Everything you need to know about burnt sienna hair color
Want a look that’s unique and multidimensional? Then you’ll want to take a look at burnt sienna hair. If you haven’t seen this hair color, it contains auburn and gold highlights over a brown base. The look also contains hints of violet within the base.
Quite frankly, this look is best attained at a salon, due to the sheer amount of different colors going on. For one, there’s the brown-violet base, which can be hard to find in a commercial box dye. If you look for a violet-brown shade, you’re verging into fashion purple colors and burgundy shades.
On top of that, the auburn and gold highlights are very wispy and interspersed. It would take a lot of expertise with foils to get this look just right. Unless you’re very brave and resourceful with your hair dye, your best option is to pick a burnt sienna style and head to the salon.
With that in mind, below are some top burnt sienna styles. Like any style, there are some truly creative takes on this look.
Basic burnt sienna

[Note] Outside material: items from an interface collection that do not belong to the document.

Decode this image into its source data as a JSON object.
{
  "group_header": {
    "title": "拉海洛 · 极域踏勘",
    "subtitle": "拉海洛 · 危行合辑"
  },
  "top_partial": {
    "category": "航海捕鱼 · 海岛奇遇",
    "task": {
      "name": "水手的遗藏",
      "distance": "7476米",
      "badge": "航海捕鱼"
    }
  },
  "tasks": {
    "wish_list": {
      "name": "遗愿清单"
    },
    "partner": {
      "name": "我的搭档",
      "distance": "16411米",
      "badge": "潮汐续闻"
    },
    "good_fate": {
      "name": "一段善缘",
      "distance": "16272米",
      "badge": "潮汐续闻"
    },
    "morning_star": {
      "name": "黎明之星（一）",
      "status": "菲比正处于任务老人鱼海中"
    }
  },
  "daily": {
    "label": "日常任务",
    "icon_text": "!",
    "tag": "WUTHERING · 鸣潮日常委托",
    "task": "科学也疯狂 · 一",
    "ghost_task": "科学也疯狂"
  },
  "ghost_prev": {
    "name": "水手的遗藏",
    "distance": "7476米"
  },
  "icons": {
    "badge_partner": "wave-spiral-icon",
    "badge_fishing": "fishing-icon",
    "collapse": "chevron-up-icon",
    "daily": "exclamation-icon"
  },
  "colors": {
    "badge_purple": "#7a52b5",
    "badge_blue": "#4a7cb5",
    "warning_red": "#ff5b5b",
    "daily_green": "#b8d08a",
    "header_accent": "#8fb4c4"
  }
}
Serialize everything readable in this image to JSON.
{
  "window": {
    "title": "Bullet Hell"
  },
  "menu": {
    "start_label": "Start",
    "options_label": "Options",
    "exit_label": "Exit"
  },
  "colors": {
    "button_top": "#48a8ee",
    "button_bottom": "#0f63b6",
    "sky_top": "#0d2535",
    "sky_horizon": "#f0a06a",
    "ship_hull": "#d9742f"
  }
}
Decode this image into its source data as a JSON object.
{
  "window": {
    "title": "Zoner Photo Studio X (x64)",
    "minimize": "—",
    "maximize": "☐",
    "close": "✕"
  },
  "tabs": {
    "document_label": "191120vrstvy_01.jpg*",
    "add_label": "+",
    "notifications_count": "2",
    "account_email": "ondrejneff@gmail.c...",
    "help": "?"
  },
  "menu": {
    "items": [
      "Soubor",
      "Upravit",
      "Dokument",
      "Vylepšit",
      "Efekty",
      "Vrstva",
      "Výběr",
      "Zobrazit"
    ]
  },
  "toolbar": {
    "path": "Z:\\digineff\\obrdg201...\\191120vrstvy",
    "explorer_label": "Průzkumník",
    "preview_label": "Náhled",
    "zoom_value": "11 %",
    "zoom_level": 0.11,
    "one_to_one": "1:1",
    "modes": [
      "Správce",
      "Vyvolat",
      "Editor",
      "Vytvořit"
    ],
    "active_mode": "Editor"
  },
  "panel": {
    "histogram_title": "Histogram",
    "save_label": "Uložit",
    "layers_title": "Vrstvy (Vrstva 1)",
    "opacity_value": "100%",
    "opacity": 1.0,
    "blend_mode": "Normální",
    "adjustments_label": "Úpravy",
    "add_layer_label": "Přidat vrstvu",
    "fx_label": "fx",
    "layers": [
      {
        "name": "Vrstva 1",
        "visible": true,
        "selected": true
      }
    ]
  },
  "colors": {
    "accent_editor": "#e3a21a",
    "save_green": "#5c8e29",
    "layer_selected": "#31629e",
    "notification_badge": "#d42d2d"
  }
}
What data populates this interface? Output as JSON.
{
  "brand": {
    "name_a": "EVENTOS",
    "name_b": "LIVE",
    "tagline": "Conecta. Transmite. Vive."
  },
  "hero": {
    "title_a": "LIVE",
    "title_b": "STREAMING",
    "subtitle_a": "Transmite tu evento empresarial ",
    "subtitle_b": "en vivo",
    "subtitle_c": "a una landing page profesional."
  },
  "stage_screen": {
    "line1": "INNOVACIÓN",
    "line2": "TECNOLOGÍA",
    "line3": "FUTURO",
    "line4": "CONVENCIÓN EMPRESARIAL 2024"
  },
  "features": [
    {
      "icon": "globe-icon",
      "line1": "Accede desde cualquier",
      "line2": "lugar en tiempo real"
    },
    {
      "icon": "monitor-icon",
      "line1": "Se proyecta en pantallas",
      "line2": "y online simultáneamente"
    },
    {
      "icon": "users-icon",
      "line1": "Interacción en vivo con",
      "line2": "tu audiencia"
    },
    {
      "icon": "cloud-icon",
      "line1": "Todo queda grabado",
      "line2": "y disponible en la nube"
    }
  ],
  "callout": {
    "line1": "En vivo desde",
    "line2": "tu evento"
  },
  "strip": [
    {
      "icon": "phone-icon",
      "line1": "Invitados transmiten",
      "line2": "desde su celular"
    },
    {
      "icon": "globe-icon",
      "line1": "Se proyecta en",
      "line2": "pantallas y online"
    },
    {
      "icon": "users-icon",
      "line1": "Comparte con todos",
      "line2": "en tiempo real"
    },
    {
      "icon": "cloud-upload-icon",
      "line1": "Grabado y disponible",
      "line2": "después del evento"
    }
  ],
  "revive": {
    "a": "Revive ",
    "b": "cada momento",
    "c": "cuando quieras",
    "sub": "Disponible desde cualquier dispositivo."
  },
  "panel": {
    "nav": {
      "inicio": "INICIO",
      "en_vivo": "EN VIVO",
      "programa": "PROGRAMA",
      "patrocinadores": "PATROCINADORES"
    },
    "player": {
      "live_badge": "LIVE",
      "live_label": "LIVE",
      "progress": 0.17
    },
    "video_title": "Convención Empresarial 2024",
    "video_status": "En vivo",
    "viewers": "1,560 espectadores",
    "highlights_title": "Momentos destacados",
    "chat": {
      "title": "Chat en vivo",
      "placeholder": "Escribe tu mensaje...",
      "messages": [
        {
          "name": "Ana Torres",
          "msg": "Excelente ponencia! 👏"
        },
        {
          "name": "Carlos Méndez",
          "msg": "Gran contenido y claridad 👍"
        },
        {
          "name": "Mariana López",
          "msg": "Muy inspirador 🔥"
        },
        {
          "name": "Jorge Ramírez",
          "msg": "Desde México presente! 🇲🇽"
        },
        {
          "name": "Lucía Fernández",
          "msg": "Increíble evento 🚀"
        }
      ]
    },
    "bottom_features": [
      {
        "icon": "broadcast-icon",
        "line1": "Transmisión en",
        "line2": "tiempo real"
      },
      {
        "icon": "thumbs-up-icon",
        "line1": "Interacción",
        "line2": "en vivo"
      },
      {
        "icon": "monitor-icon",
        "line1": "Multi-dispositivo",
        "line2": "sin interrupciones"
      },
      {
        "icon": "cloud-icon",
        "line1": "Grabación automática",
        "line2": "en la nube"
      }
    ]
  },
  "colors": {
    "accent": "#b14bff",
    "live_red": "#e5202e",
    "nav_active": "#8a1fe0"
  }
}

This is the most popular style that pops up when you look up burnt sienna hair. It’s the most evenly balanced of the looks, with auburn and golden highlights fairly even throughout. A violet-brown base peaks through the highlights from a bottom layer.
Frosty burnt sienna
In this look, the predominant shade is a cool, frosty blonde. Violet tones peek out from the bottom, and wisps of light-auburn show throughout. But the real eye-grabber is the chunky highlights of platinum blonde. These are interspersed in the hair very artfully, showing on just a portion of different strands. It’s common for auburn strands to lead into this cool blonde shade.
Auburn burnt sienna
On the other end is a burnt sienna that is mostly auburn. You’d actually think auburn when looking at it, if not for the chunks of violet tones here and there, along with some very subtle golden highlighting going on.
Violet burnt sienna
With this look, you get a very obvious violet base with some wispy golden and light auburn highlights throughout. Though the highlights are mostly at the bottom of the strands. The violet is also very deep in tone, deeper than the other looks. If you wanted to be brave and try this look at home, this would be the easiest style to try. You’d need a burgundy box dye as a base, along with golden and light auburn shades for highlighting. You’d need to be careful to treat the violet portion and highlighted portions separately by protecting the highlighted part with foil.
Blonde burnt sienna
This is a similar look to the frosty sienna, but the highlights are more golden. They also tend to span the length of the strand they are on.
Michelle Lovrine Honeyager is a freelance writer living in Southeastern Wisconsin. You can find out more about her at https://www.clippings.me/michellelovrine.